There are three common types of friendships. There's the best friend who's basically assigned to you at birth because your parents go way back. There's the ride-or-die friend from your early childhood years. (This friendship will either sadly fizzle out come college, or it'll stand the test of time.) And there's the adulthood friend you met in college, at work, etc. But then there's the margin that a lot of people don't talk about, and that's where my best friend and I fit in.
We became inseparable at the age of 7. We spent every second of recess holding hands and skipping around the first-grade playground while belting the Grease soundtrack at the top of our lungs, alternating between "You're the One That I Want" and "Summer Nights." Our obsession with Sandy Olsson and Danny Zuko bonded us for life.
Hitting the pause button allowed us to experience new things and meet new people without holding the other back, and now we're closer than ever before.
No one goes into high school thinking they'll break up with their best friend. Rather, it's the exact opposite; they're supposed to be your lifeline amid the chaos of teenage drama. Our friendship didn't survive those four years, but looking back, I know it's the best thing that could have happened to us individually and as a unit.
There was no blowout or big fight. In fact, there was never even a discussion of what was happening. Both of us at 14 just knew we were headed in different directions, and it was very transparent that those paths and interests didn't quite involve the other person. Hangouts after school stopped, there were no more holiday parties, and we both did our own thing. The mutual respect for one another never went away, and sure, we exchanged birthday texts, but I didn't have her as my best friend anymore and vice versa.
Fast forward to the few months leading up to college, and we slowly began working on rekindling our friendship. By winter break, we were getting into the hang of being involved in each other's lives again.

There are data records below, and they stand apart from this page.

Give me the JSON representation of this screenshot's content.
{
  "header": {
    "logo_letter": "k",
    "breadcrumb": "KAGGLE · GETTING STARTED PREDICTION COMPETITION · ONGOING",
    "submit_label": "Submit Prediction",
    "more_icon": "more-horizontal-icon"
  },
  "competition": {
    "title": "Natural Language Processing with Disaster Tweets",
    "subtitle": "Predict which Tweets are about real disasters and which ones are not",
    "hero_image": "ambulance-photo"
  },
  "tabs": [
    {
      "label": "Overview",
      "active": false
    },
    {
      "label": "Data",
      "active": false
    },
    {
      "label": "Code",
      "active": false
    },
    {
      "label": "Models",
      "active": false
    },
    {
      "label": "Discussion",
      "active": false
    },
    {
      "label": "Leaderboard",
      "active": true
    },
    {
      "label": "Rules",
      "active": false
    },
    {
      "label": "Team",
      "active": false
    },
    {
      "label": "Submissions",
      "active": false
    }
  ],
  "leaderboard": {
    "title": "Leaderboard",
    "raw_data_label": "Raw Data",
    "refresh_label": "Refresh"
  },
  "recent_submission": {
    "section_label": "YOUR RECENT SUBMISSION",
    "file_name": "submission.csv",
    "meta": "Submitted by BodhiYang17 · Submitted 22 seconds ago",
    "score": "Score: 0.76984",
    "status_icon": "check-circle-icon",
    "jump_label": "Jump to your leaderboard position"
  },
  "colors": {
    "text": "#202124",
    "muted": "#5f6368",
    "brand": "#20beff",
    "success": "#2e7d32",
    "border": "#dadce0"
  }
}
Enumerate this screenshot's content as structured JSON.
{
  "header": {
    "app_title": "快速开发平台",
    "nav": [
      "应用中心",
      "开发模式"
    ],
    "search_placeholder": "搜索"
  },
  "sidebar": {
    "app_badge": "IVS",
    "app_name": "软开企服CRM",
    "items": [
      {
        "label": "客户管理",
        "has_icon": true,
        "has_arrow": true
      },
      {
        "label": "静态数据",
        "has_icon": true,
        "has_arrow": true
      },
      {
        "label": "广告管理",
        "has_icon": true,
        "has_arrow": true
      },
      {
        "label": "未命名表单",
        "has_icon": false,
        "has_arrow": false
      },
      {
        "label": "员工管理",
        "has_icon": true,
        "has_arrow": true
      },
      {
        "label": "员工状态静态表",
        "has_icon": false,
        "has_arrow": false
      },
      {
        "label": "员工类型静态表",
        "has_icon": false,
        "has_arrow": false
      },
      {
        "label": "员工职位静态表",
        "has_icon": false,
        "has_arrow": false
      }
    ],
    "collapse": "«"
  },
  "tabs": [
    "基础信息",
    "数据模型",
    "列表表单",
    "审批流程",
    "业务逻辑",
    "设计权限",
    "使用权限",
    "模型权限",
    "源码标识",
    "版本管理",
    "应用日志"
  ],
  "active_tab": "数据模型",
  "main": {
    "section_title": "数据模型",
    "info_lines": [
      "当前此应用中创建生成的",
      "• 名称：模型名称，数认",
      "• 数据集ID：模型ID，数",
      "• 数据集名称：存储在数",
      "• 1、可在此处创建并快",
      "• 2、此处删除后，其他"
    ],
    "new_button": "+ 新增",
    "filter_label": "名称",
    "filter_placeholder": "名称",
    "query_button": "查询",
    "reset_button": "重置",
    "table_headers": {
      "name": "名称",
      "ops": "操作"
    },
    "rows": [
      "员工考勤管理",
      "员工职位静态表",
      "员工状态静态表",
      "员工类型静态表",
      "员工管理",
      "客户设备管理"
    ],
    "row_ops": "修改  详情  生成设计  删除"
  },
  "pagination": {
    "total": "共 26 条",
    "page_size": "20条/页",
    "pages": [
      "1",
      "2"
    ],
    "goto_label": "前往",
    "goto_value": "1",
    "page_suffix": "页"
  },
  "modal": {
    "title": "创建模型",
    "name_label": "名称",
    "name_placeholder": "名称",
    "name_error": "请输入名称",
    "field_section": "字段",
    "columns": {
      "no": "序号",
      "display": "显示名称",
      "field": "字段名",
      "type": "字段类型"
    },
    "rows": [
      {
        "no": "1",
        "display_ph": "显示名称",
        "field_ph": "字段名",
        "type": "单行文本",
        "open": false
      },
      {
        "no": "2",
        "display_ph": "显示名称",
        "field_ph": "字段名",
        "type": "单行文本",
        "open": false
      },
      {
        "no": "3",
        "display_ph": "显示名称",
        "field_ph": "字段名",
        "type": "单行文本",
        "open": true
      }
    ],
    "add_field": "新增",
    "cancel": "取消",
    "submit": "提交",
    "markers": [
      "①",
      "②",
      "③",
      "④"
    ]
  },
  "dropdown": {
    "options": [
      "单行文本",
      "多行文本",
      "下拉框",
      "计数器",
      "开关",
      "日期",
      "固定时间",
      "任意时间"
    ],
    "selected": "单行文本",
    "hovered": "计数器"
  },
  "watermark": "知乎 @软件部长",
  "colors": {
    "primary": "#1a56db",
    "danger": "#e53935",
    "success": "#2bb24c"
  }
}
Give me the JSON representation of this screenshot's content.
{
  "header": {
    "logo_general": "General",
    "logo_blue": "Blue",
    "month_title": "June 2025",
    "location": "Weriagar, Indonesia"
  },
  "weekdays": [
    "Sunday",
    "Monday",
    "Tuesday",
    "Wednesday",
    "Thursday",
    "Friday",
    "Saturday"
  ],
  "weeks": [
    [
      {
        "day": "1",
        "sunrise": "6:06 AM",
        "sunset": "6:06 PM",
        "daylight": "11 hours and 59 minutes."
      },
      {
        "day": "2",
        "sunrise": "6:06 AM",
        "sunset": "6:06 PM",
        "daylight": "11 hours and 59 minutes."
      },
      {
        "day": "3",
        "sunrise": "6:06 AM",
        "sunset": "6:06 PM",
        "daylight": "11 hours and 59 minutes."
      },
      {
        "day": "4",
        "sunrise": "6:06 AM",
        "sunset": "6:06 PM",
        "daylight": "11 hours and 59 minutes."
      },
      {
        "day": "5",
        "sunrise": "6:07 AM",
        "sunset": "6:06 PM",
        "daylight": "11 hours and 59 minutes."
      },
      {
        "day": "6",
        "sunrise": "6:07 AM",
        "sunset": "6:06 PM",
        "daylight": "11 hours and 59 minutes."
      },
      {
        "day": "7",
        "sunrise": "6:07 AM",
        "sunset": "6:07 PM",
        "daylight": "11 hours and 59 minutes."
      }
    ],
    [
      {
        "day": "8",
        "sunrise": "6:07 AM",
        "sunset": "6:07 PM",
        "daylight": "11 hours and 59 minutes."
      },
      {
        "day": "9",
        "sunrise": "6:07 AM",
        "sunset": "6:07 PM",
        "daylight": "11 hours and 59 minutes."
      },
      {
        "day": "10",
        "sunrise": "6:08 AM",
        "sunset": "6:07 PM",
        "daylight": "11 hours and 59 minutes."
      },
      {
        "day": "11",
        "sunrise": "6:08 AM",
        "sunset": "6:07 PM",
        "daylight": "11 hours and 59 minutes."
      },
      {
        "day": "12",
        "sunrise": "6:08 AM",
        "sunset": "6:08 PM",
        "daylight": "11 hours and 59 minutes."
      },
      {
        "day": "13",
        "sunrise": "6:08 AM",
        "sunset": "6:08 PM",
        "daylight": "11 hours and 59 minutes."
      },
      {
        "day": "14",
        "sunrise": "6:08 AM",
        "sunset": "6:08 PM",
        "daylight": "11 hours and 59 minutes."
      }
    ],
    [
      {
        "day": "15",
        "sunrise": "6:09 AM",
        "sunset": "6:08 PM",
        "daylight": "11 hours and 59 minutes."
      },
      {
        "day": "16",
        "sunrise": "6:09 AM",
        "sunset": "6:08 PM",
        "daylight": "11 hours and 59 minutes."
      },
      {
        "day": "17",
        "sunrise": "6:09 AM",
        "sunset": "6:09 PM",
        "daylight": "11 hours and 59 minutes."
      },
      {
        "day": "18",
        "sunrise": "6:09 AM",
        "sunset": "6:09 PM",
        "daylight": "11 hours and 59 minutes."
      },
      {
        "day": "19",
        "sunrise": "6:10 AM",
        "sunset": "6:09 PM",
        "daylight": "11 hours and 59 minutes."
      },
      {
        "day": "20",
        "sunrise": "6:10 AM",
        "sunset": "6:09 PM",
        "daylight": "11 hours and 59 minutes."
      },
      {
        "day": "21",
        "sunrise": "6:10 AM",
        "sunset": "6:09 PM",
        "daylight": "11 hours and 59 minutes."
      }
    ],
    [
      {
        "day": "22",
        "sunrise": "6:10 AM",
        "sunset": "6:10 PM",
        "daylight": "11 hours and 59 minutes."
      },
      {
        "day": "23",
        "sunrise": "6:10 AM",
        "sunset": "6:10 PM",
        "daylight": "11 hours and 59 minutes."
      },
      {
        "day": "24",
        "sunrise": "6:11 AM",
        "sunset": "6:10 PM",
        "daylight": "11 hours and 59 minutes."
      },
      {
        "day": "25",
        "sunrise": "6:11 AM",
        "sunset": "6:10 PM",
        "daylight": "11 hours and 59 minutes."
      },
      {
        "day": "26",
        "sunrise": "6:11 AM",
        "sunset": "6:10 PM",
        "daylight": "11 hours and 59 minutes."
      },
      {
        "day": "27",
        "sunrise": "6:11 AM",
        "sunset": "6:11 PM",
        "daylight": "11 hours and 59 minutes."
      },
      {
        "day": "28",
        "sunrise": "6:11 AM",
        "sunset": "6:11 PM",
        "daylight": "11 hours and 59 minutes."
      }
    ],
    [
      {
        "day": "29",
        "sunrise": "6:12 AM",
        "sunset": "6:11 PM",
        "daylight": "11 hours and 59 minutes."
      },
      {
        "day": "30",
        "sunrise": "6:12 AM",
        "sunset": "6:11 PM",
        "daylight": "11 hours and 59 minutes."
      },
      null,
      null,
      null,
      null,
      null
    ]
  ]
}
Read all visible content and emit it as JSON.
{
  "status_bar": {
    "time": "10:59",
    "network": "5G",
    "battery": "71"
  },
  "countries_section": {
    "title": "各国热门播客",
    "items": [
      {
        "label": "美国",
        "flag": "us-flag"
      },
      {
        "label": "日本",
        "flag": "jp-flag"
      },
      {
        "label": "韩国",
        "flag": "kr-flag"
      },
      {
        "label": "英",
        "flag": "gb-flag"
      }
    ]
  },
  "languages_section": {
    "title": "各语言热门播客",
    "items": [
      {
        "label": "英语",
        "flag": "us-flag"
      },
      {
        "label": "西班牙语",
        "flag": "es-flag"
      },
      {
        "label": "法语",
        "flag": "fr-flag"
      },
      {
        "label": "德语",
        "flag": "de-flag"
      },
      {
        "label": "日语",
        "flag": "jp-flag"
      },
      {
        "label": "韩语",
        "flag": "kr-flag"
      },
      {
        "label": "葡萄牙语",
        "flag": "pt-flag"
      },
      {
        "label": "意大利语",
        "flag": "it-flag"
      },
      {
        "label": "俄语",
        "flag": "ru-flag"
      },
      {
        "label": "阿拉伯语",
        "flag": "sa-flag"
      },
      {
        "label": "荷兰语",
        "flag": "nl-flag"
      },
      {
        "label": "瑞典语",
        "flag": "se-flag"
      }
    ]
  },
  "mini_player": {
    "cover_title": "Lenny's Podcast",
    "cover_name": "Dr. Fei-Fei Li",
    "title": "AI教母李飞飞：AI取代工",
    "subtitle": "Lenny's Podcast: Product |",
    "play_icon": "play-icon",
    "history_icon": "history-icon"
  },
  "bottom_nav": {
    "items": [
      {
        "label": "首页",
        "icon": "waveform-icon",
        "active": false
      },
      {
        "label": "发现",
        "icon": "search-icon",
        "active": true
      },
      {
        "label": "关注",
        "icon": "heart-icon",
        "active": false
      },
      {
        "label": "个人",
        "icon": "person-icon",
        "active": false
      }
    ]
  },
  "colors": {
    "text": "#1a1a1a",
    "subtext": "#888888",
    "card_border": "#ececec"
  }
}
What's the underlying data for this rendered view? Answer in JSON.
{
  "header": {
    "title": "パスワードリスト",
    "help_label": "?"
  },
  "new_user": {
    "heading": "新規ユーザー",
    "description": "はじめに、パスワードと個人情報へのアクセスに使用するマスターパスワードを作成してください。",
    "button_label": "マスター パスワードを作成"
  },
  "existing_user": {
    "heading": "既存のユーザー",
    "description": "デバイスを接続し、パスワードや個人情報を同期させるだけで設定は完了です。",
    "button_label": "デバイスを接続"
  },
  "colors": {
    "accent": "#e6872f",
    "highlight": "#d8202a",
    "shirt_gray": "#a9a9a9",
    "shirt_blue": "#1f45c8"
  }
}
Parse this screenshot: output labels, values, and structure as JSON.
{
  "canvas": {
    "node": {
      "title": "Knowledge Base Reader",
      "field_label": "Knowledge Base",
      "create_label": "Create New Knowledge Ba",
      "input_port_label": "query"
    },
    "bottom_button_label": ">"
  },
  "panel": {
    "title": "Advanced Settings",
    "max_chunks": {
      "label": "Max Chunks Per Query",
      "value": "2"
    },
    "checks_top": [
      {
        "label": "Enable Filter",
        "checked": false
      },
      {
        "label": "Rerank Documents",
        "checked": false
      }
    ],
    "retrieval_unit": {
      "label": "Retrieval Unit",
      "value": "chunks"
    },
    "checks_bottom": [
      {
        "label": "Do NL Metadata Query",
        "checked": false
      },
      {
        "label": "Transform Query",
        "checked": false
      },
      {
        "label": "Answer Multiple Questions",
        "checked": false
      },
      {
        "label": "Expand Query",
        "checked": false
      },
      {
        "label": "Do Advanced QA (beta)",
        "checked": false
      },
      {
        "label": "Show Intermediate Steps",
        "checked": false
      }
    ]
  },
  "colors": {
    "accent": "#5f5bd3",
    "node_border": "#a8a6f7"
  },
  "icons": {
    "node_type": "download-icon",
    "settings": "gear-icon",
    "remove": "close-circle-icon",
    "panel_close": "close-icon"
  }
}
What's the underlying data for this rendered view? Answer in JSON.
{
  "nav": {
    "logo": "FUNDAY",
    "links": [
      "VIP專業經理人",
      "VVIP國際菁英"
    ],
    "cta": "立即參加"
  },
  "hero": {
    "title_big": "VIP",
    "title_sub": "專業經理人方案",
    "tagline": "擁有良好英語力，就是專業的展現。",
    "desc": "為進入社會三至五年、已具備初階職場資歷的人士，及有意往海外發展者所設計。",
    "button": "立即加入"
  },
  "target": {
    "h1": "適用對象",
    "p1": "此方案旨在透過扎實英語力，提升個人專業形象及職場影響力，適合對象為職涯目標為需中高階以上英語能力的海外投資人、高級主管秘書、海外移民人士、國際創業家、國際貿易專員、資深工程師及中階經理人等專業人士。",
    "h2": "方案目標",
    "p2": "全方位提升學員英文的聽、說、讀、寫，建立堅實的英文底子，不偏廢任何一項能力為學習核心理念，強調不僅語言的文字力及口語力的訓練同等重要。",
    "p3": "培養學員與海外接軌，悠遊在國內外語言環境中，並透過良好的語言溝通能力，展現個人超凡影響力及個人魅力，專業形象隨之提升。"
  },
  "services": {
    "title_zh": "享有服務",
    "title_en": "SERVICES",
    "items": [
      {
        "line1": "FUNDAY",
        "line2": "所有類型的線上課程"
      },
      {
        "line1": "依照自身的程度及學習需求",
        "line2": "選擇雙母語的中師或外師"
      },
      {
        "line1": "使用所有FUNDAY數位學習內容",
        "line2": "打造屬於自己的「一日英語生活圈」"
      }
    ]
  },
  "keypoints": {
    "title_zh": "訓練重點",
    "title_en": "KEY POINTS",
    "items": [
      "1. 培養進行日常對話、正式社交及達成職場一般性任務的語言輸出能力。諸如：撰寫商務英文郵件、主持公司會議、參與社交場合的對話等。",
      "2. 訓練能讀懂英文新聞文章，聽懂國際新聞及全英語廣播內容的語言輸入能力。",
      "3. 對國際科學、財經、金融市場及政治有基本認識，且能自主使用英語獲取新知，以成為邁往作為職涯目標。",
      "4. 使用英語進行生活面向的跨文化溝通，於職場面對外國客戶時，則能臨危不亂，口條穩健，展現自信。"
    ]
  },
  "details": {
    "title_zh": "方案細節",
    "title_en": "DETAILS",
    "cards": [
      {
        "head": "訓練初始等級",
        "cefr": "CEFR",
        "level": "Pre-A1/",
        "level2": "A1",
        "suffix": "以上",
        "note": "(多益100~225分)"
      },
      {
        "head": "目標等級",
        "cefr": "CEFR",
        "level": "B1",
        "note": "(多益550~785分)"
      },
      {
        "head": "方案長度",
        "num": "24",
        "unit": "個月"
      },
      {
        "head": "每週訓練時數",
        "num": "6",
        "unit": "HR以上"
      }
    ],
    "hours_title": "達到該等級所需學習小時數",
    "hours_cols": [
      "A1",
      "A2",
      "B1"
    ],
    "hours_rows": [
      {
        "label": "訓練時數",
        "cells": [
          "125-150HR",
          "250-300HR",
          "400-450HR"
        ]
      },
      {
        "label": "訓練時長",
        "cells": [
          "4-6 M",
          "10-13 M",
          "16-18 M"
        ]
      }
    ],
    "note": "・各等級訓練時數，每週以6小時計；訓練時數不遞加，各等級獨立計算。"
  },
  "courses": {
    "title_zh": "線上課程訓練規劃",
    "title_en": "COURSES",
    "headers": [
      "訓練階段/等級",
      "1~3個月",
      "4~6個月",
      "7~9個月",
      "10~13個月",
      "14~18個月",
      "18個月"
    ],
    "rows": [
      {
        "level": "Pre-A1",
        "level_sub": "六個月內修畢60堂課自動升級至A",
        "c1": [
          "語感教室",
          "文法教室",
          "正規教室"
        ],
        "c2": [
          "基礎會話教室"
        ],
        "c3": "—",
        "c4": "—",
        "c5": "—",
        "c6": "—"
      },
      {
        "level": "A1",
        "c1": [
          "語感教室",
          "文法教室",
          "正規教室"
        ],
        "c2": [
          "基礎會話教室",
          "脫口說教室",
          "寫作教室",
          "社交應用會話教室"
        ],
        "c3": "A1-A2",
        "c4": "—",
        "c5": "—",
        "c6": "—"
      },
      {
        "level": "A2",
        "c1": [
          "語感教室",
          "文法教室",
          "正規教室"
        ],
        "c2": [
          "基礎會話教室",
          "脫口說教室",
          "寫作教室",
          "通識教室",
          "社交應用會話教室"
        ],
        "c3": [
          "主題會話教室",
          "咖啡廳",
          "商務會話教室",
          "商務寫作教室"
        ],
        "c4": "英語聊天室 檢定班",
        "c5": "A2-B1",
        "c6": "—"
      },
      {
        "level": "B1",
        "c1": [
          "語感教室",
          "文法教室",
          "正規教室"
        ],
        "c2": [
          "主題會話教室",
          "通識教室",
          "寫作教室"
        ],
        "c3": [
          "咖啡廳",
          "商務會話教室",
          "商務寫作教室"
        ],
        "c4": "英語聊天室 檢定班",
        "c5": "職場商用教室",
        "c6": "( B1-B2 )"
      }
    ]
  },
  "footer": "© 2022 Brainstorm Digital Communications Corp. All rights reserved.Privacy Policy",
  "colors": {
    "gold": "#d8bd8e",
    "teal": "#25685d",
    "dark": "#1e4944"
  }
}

Hitting the pause button allowed us to experience new things and meet new people without holding the other back, and now we're closer than ever before. We've road tripped across the US, visited each other's college campuses, traveled abroad, gone to concerts, and made so many countless memories. I feel so lucky to say I have my best friend back!
But if we didn't take those years apart, I'm not sure our friendship would be in the strong, healthy place it is now. Both of us went through some pretty heavy life-changing events during our time apart, and we learned so much about ourselves before we came back together. And I'm so appreciative to have my emotional support system back, because at the end of the day, no one truly knows or understands me better.
I want anyone else going through something similar to know it's OK if you need to take a break from a friendship, especially if it means growing into better versions of yourselves. Sometimes you need to be on your own for a little while, and if they really are your friend, you'll find your way back to each other. We sure did.